- Those in the omnivorous group consumed cereals, plant-based foods, legumes, milk and dairy products, eggs, as well as fish, meat and meat products.
- Those in the lacto-ovo-vegetarian group consumed cereals, plant-based foods, legumes, milk and dairy products and eggs.
- Those in the vegan group were characterized by the consumption of cereals, plant-based foods and legumes.
The team looked at any advantages a certain diet could give a person’s exercise capacity. “Exercise capacity” is the maximum amount of physical exertion — that is, the act of using muscles to keep fit — a person can sustain. To determine the runners’ exercise capacity in the study, the team had them ride an exercise bike until they reported that they couldn’t anymore. Afterward, they measured the participants’ body mass, body cell mass and relative body fat.
Despite their differences in diet, the researchers found no differences in exercise capacity among the participants.

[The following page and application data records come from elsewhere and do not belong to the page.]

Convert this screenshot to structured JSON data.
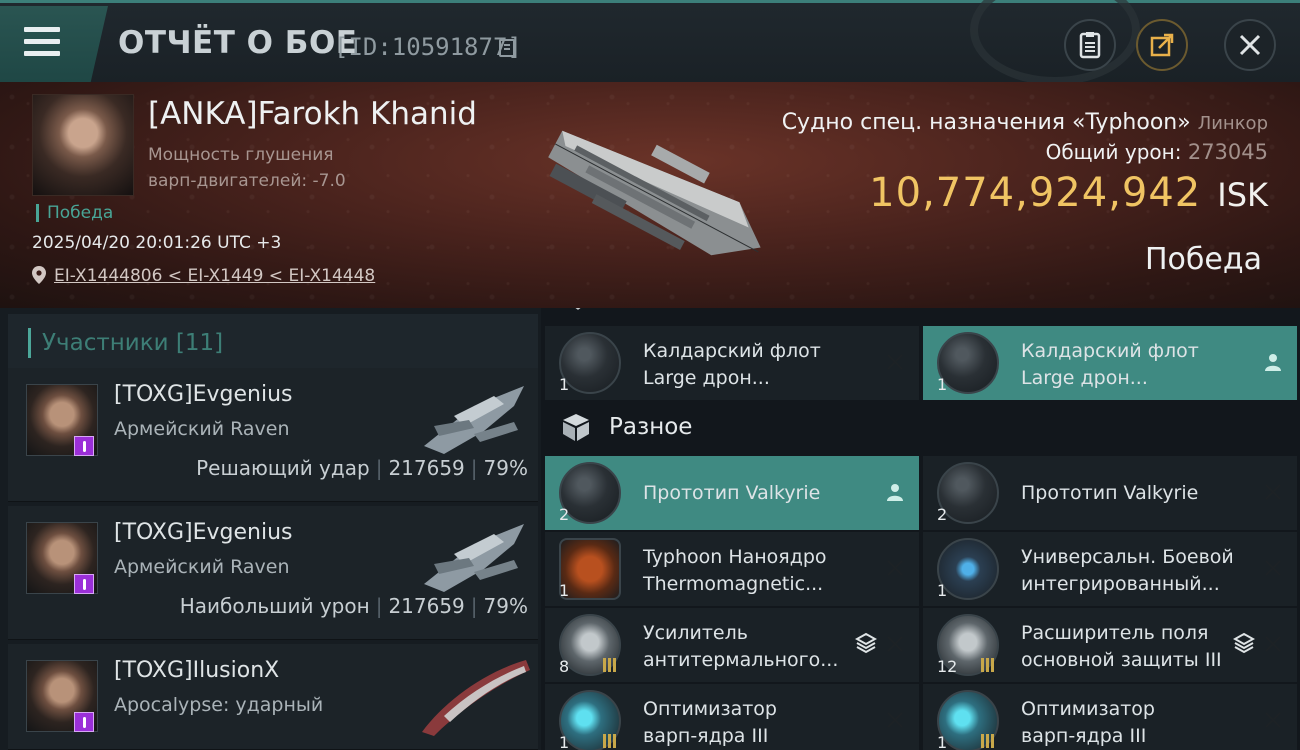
{
  "header": {
    "title": "ОТЧЁТ О БОЕ",
    "battle_id": "[ID:10591877]",
    "icons": [
      "menu-icon",
      "copy-icon",
      "clipboard-icon",
      "share-icon",
      "close-icon"
    ]
  },
  "victim": {
    "name": "[ANKA]Farokh Khanid",
    "attribute_line1": "Мощность глушения",
    "attribute_line2": "варп-двигателей: -7.0",
    "status_small": "Победа",
    "datetime": "2025/04/20 20:01:26 UTC +3",
    "route": "EI-X1444806 < EI-X1449 < EI-X14448",
    "ship_type": "Судно спец. назначения «Typhoon»",
    "ship_class": "Линкор",
    "total_damage_label": "Общий урон:",
    "total_damage": "273045",
    "isk_value": "10,774,924,942",
    "isk_unit": "ISK",
    "status_big": "Победа"
  },
  "participants": {
    "header": "Участники [11]",
    "items": [
      {
        "name": "[TOXG]Evgenius",
        "ship": "Армейский Raven",
        "role": "Решающий удар",
        "damage": "217659",
        "percent": "79%"
      },
      {
        "name": "[TOXG]Evgenius",
        "ship": "Армейский Raven",
        "role": "Наибольший урон",
        "damage": "217659",
        "percent": "79%"
      },
      {
        "name": "[TOXG]IlusionX",
        "ship": "Apocalypse: ударный",
        "role": "",
        "damage": "",
        "percent": ""
      }
    ]
  },
  "modules": {
    "section_misc": "Разное",
    "rows": [
      [
        {
          "name1": "Калдарский флот",
          "name2": "Large дрон...",
          "qty": "1"
        },
        {
          "name1": "Калдарский флот",
          "name2": "Large дрон...",
          "qty": "1"
        }
      ],
      [
        {
          "name1": "Прототип Valkyrie",
          "name2": "",
          "qty": "2"
        },
        {
          "name1": "Прототип Valkyrie",
          "name2": "",
          "qty": "2"
        }
      ],
      [
        {
          "name1": "Typhoon Наноядро",
          "name2": "Thermomagnetic...",
          "qty": "1"
        },
        {
          "name1": "Универсальн. Боевой",
          "name2": " интегрированный...",
          "qty": "1"
        }
      ],
      [
        {
          "name1": "Усилитель",
          "name2": "антитермального...",
          "qty": "8"
        },
        {
          "name1": "Расширитель поля",
          "name2": "основной защиты III",
          "qty": "12"
        }
      ],
      [
        {
          "name1": "Оптимизатор",
          "name2": "варп-ядра III",
          "qty": "1"
        },
        {
          "name1": "Оптимизатор",
          "name2": "варп-ядра III",
          "qty": "1"
        }
      ]
    ]
  },
  "colors": {
    "accent": "#3f8a82",
    "isk_gold": "#f0c463",
    "banner_red": "#4a231d",
    "badge_purple": "#9b2fd8"
  }
}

“The results suggest that there are no differences in exercise capacity between vegan, lacto-ovo-vegetarians and omnivorous recreational runners,” they concluded in their report. “A lacto-ovo-vegetarian and also vegan diet might be suitable alternatives for recreational athletes.”
It’s worth noting, however, that the study only looked at an athlete’s endurance, not skill. In an interview with Healthline, David Nieman, an exercise science researcher at The University of North Carolina at Chapel Hill who wasn’t part of the study, noted that while a person may opt for a vegetarian or vegan diet for endurance, it won’t do much for his sport skill.
“The only possible way it [a vegan diet] may help some people is if they’re involved in a sport that takes more than an hour,” he added. “And that’s only if they were on a low carb, high-fat diet and switched to a vegan diet, which would mean they’d be taking in more carbs.”